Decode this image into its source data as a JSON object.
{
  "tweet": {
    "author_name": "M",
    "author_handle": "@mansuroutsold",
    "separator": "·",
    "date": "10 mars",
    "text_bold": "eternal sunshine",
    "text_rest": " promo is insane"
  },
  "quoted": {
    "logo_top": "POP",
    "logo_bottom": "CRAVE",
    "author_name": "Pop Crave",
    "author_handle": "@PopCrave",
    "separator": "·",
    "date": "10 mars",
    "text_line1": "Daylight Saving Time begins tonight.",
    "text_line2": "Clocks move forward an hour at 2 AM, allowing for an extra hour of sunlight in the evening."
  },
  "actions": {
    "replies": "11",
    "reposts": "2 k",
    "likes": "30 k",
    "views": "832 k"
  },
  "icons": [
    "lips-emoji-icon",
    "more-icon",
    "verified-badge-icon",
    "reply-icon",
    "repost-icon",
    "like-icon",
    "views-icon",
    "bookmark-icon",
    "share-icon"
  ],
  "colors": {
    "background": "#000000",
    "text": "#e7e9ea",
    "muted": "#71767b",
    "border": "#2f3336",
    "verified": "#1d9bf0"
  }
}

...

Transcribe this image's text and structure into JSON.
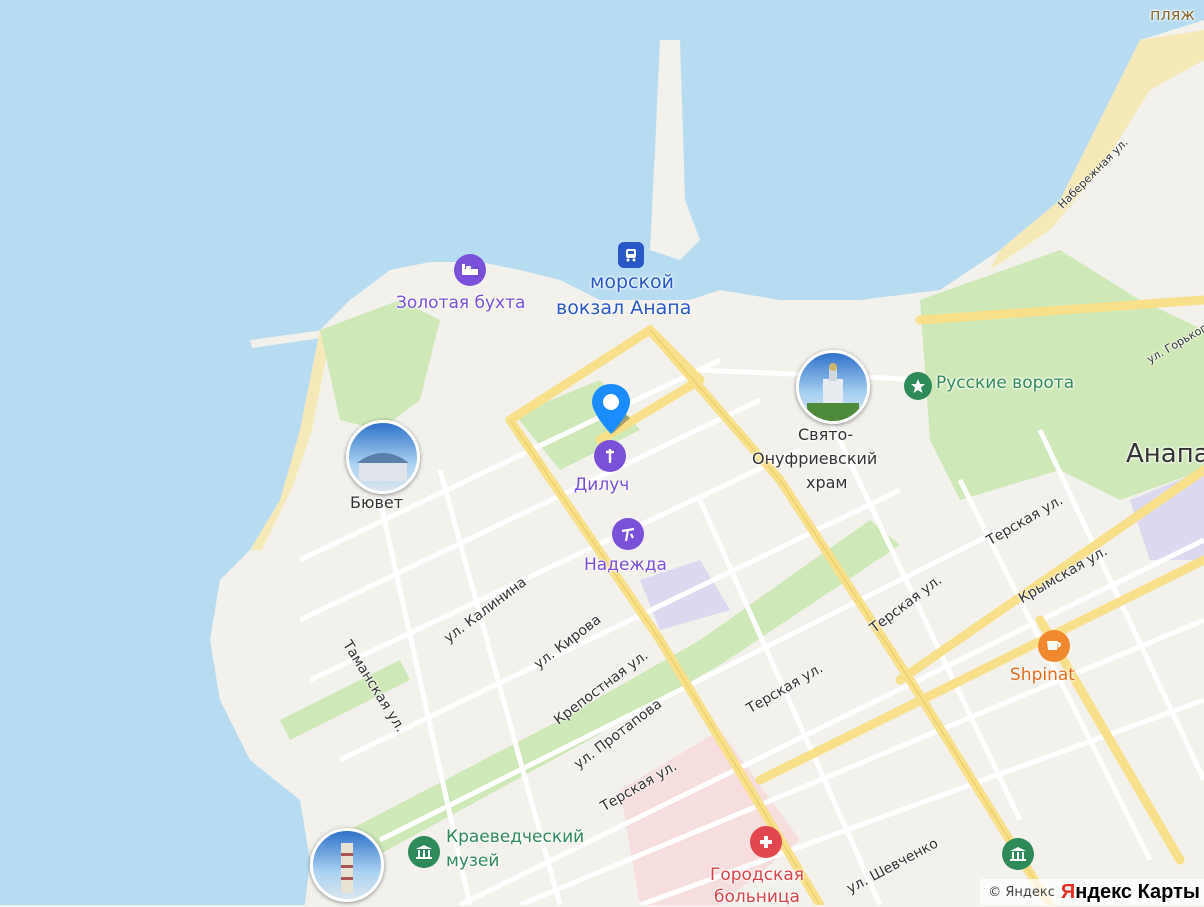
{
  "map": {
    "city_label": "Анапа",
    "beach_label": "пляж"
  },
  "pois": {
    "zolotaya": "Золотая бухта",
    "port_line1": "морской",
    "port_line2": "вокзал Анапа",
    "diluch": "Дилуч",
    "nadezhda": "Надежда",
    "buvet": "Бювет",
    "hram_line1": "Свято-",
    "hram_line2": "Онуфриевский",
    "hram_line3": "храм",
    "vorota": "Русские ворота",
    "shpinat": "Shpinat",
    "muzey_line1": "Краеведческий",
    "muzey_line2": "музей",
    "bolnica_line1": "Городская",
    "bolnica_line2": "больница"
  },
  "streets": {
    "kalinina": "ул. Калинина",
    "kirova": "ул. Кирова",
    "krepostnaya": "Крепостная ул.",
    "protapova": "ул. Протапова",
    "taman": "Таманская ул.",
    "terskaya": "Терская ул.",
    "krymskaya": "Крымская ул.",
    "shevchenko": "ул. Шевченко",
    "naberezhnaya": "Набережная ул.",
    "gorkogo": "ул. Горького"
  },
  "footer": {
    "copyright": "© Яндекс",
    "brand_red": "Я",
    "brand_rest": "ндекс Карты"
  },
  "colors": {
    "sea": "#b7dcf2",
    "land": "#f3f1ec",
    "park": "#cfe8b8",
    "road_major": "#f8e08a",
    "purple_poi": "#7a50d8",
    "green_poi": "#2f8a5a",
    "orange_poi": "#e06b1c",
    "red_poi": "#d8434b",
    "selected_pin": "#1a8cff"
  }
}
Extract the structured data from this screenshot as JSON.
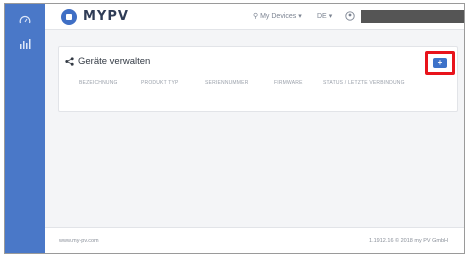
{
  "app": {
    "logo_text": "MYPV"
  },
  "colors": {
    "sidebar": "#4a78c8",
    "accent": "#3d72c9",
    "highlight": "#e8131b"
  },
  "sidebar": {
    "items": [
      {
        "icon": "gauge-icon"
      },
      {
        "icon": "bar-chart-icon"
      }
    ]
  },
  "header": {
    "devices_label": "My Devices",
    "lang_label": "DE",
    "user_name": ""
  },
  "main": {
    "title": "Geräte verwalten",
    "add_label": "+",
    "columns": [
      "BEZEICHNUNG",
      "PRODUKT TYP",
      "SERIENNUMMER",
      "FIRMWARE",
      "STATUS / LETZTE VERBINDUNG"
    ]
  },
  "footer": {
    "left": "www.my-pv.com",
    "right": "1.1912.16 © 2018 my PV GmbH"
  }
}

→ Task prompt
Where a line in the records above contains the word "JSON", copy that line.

→ The completed task
Decode this image into its source data as a JSON object.
Transcribe this image's text and structure into JSON.
Extract the structured data from this screenshot as JSON.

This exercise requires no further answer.